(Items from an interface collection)
────────────────────
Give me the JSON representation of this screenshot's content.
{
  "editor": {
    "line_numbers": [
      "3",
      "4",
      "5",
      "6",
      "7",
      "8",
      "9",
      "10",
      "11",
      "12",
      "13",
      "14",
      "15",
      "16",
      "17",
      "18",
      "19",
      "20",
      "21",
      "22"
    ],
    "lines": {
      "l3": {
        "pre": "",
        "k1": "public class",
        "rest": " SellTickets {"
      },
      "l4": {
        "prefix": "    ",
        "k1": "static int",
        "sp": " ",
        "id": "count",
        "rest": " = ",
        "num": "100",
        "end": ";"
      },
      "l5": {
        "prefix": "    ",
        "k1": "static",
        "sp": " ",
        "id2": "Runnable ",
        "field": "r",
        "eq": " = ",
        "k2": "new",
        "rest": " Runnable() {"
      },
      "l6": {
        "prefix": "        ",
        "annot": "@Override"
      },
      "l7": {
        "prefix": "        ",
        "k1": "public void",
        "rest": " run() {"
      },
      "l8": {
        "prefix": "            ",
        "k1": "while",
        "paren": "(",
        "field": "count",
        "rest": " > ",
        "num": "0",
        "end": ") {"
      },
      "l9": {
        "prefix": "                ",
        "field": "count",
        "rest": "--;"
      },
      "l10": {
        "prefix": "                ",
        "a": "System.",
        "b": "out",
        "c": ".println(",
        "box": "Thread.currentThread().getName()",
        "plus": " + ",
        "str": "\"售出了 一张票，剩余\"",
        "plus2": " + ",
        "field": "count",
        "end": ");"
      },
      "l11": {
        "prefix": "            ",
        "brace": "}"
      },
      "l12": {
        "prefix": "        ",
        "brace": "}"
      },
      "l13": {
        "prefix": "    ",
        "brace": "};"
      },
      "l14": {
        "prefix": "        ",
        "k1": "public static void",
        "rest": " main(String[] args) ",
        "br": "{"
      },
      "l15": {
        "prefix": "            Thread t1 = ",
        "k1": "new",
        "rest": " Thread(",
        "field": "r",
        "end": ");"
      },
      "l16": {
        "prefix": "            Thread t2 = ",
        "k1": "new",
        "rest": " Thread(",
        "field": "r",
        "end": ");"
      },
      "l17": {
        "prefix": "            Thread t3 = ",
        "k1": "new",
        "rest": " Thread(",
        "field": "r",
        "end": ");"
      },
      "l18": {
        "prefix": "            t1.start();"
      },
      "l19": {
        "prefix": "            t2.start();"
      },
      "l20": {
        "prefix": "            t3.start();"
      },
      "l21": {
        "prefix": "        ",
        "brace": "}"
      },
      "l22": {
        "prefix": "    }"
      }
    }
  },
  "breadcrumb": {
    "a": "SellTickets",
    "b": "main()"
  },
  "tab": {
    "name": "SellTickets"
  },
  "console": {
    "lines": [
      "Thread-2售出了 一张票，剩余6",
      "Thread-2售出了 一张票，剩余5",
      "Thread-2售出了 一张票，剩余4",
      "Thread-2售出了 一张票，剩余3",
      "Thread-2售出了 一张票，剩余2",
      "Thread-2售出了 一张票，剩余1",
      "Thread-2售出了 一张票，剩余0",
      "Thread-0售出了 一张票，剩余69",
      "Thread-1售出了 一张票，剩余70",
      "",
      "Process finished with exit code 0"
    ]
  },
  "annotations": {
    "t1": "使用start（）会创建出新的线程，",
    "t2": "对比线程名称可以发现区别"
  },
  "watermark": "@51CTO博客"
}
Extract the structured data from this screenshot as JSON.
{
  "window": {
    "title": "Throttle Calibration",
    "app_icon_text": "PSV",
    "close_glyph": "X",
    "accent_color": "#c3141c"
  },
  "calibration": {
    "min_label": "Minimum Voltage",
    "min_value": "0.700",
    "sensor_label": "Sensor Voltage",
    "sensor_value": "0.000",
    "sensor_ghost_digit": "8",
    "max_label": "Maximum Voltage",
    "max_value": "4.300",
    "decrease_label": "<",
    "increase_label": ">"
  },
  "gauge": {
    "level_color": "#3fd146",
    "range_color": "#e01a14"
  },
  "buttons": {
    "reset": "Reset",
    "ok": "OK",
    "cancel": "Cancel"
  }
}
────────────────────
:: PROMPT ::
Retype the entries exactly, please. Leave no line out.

:: ANSWER SECTION ::
Give me the JSON representation of this screenshot's content.
{
  "editor": {
    "line_numbers": [
      "3",
      "4",
      "5",
      "6",
      "7",
      "8",
      "9",
      "10",
      "11",
      "12",
      "13",
      "14",
      "15",
      "16",
      "17",
      "18",
      "19",
      "20",
      "21",
      "22"
    ],
    "lines": {
      "l3": {
        "pre": "",
        "k1": "public class",
        "rest": " SellTickets {"
      },
      "l4": {
        "prefix": "    ",
        "k1": "static int",
        "sp": " ",
        "id": "count",
        "rest": " = ",
        "num": "100",
        "end": ";"
      },
      "l5": {
        "prefix": "    ",
        "k1": "static",
        "sp": " ",
        "id2": "Runnable ",
        "field": "r",
        "eq": " = ",
        "k2": "new",
        "rest": " Runnable() {"
      },
      "l6": {
        "prefix": "        ",
        "annot": "@Override"
      },
      "l7": {
        "prefix": "        ",
        "k1": "public void",
        "rest": " run() {"
      },
      "l8": {
        "prefix": "            ",
        "k1": "while",
        "paren": "(",
        "field": "count",
        "rest": " > ",
        "num": "0",
        "end": ") {"
      },
      "l9": {
        "prefix": "                ",
        "field": "count",
        "rest": "--;"
      },
      "l10": {
        "prefix": "                ",
        "a": "System.",
        "b": "out",
        "c": ".println(",
        "box": "Thread.currentThread().getName()",
        "plus": " + ",
        "str": "\"售出了 一张票，剩余\"",
        "plus2": " + ",
        "field": "count",
        "end": ");"
      },
      "l11": {
        "prefix": "            ",
        "brace": "}"
      },
      "l12": {
        "prefix": "        ",
        "brace": "}"
      },
      "l13": {
        "prefix": "    ",
        "brace": "};"
      },
      "l14": {
        "prefix": "        ",
        "k1": "public static void",
        "rest": " main(String[] args) ",
        "br": "{"
      },
      "l15": {
        "prefix": "            Thread t1 = ",
        "k1": "new",
        "rest": " Thread(",
        "field": "r",
        "end": ");"
      },
      "l16": {
        "prefix": "            Thread t2 = ",
        "k1": "new",
        "rest": " Thread(",
        "field": "r",
        "end": ");"
      },
      "l17": {
        "prefix": "            Thread t3 = ",
        "k1": "new",
        "rest": " Thread(",
        "field": "r",
        "end": ");"
      },
      "l18": {
        "prefix": "            t1.start();"
      },
      "l19": {
        "prefix": "            t2.start();"
      },
      "l20": {
        "prefix": "            t3.start();"
      },
      "l21": {
        "prefix": "        ",
        "brace": "}"
      },
      "l22": {
        "prefix": "    }"
      }
    }
  },
  "breadcrumb": {
    "a": "SellTickets",
    "b": "main()"
  },
  "tab": {
    "name": "SellTickets"
  },
  "console": {
    "lines": [
      "Thread-2售出了 一张票，剩余6",
      "Thread-2售出了 一张票，剩余5",
      "Thread-2售出了 一张票，剩余4",
      "Thread-2售出了 一张票，剩余3",
      "Thread-2售出了 一张票，剩余2",
      "Thread-2售出了 一张票，剩余1",
      "Thread-2售出了 一张票，剩余0",
      "Thread-0售出了 一张票，剩余69",
      "Thread-1售出了 一张票，剩余70",
      "",
      "Process finished with exit code 0"
    ]
  },
  "annotations": {
    "t1": "使用start（）会创建出新的线程，",
    "t2": "对比线程名称可以发现区别"
  },
  "watermark": "@51CTO博客"
}
Extract the structured data from this screenshot as JSON.
{
  "window": {
    "title": "Throttle Calibration",
    "app_icon_text": "PSV",
    "close_glyph": "X",
    "accent_color": "#c3141c"
  },
  "calibration": {
    "min_label": "Minimum Voltage",
    "min_value": "0.700",
    "sensor_label": "Sensor Voltage",
    "sensor_value": "0.000",
    "sensor_ghost_digit": "8",
    "max_label": "Maximum Voltage",
    "max_value": "4.300",
    "decrease_label": "<",
    "increase_label": ">"
  },
  "gauge": {
    "level_color": "#3fd146",
    "range_color": "#e01a14"
  },
  "buttons": {
    "reset": "Reset",
    "ok": "OK",
    "cancel": "Cancel"
  }
}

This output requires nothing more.